If the protocol is unstranded, then we’re done. The final part of the library string specifies the strand from which the read originates in a strand-specific protocol — it is only provided if the library is stranded (i.e. if the library format string is of the form S). The possible values are:

F = read 1 (or single-end read) comes from the forward strand
R = read 1 (or single-end read) comes from the reverse strand

An example of some library format strings and their interpretations are:

IU (an unstranded paired-end library where the reads face each other)
SF (a stranded single-end protocol where the reads come from the forward strand)
OSR (a stranded paired-end protocol where the reads face away from each other,
     read1 comes from reverse strand and read2 comes from the forward strand)


Strand Matching

Above, when it is said that the read “comes from” a strand, we mean that the read should align with / map to that strand. For example, for libraries having the OSR protocol as described above, we expect that read1 maps to the reverse strand, and read2 maps to the forward strand.

For more details on the library type, see Fragment Library Types.


For details of Salmon’s different output files and their formats see :ref: FileFormats.


Salmon deals with reading from compressed read files in the same way as sailfish — by using process substitution.
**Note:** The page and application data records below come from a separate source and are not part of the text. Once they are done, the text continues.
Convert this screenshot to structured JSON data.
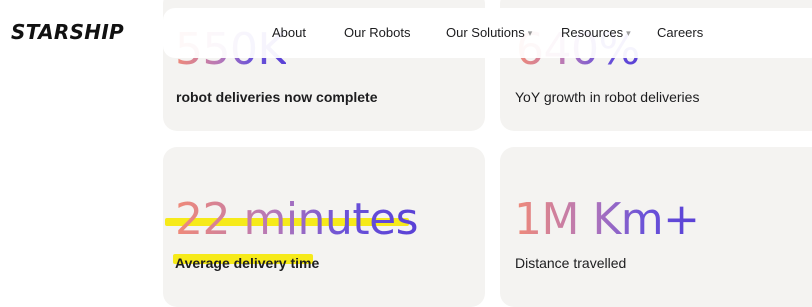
{
  "brand": {
    "name": "STARSHIP"
  },
  "nav": {
    "items": [
      {
        "label": "About"
      },
      {
        "label": "Our Robots"
      },
      {
        "label": "Our Solutions",
        "icon": "chevron-down-icon"
      },
      {
        "label": "Resources",
        "icon": "chevron-down-icon"
      },
      {
        "label": "Careers"
      }
    ],
    "chevron_glyph": "▾"
  },
  "stats": {
    "top_left": {
      "value": "550K",
      "label": "robot deliveries now complete"
    },
    "top_right": {
      "value": "640%",
      "label": "YoY growth in robot deliveries"
    },
    "bottom_left": {
      "value": "22 minutes",
      "label": "Average delivery time"
    },
    "bottom_right": {
      "value": "1M Km+",
      "label": "Distance travelled"
    }
  },
  "colors": {
    "card_background": "#f4f3f1",
    "gradient_start": "#f08a78",
    "gradient_end": "#5940d6",
    "highlight": "#f6ea1a",
    "text": "#1d1d1f"
  }
}
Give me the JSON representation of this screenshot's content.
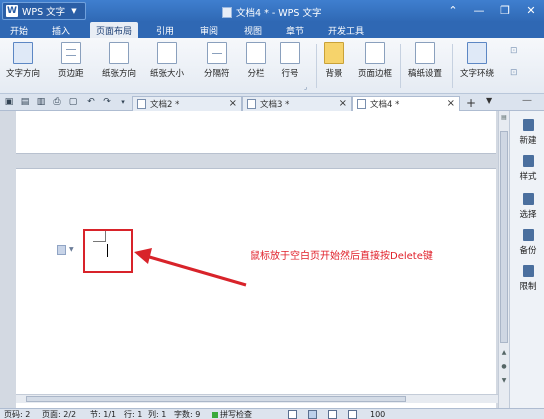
{
  "app": {
    "name": "WPS 文字",
    "title": "文档4 * - WPS 文字"
  },
  "window_controls": {
    "ribbon_toggle": "⌃",
    "minimize": "—",
    "restore": "❐",
    "close": "✕"
  },
  "menu": [
    "开始",
    "插入",
    "页面布局",
    "引用",
    "审阅",
    "视图",
    "章节",
    "开发工具"
  ],
  "ribbon": {
    "text_direction": "文字方向",
    "margins": "页边距",
    "orientation": "纸张方向",
    "size": "纸张大小",
    "separators": "分隔符",
    "columns": "分栏",
    "line_numbers": "行号",
    "background": "背景",
    "page_border": "页面边框",
    "draft_paper": "稿纸设置",
    "wrap_text": "文字环绕"
  },
  "tabs": [
    {
      "label": "文档2 *",
      "active": false
    },
    {
      "label": "文档3 *",
      "active": false
    },
    {
      "label": "文档4 *",
      "active": true
    }
  ],
  "tab_controls": {
    "add": "+",
    "list": "▼"
  },
  "side_panel": [
    "新建",
    "样式",
    "选择",
    "备份",
    "限制"
  ],
  "annotation": "鼠标放于空白页开始然后直接按Delete键",
  "status": {
    "page": "页码: 2",
    "pages": "页面: 2/2",
    "section": "节: 1/1",
    "row": "行: 1",
    "col": "列: 1",
    "words": "字数: 9",
    "spell": "拼写检查",
    "zoom": "100"
  },
  "colors": {
    "title_bar": "#2f68b4",
    "annotation_red": "#d8232a",
    "ribbon_bg": "#f1f4f9"
  }
}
Say in the lightweigh-alignment-based salmon example above, the reads were actually in the files reads1.fa.gz and reads2.fa.gz, then you’d run the following command to decompress the reads “on-the-fly”:

> ./bin/salmon quant -i transcripts_index -l <LIBTYPE> -1 <(gzcat reads1.fa.gz) -2 <(gzcat reads2.fa.gz) -o transcripts_quant

and the gzipped files will be decompressed via separate processes and the raw reads will be fed into salmon.

Finally, the purpose of making this software available is for people to use it and provide feedback. The pre-print describing this method is on bioRxiv. If you have something useful to report or just some interesting ideas or suggestions, please contact us ( and/or If you encounter any bugs, please file a detailed bug report at the Salmon GitHub repository.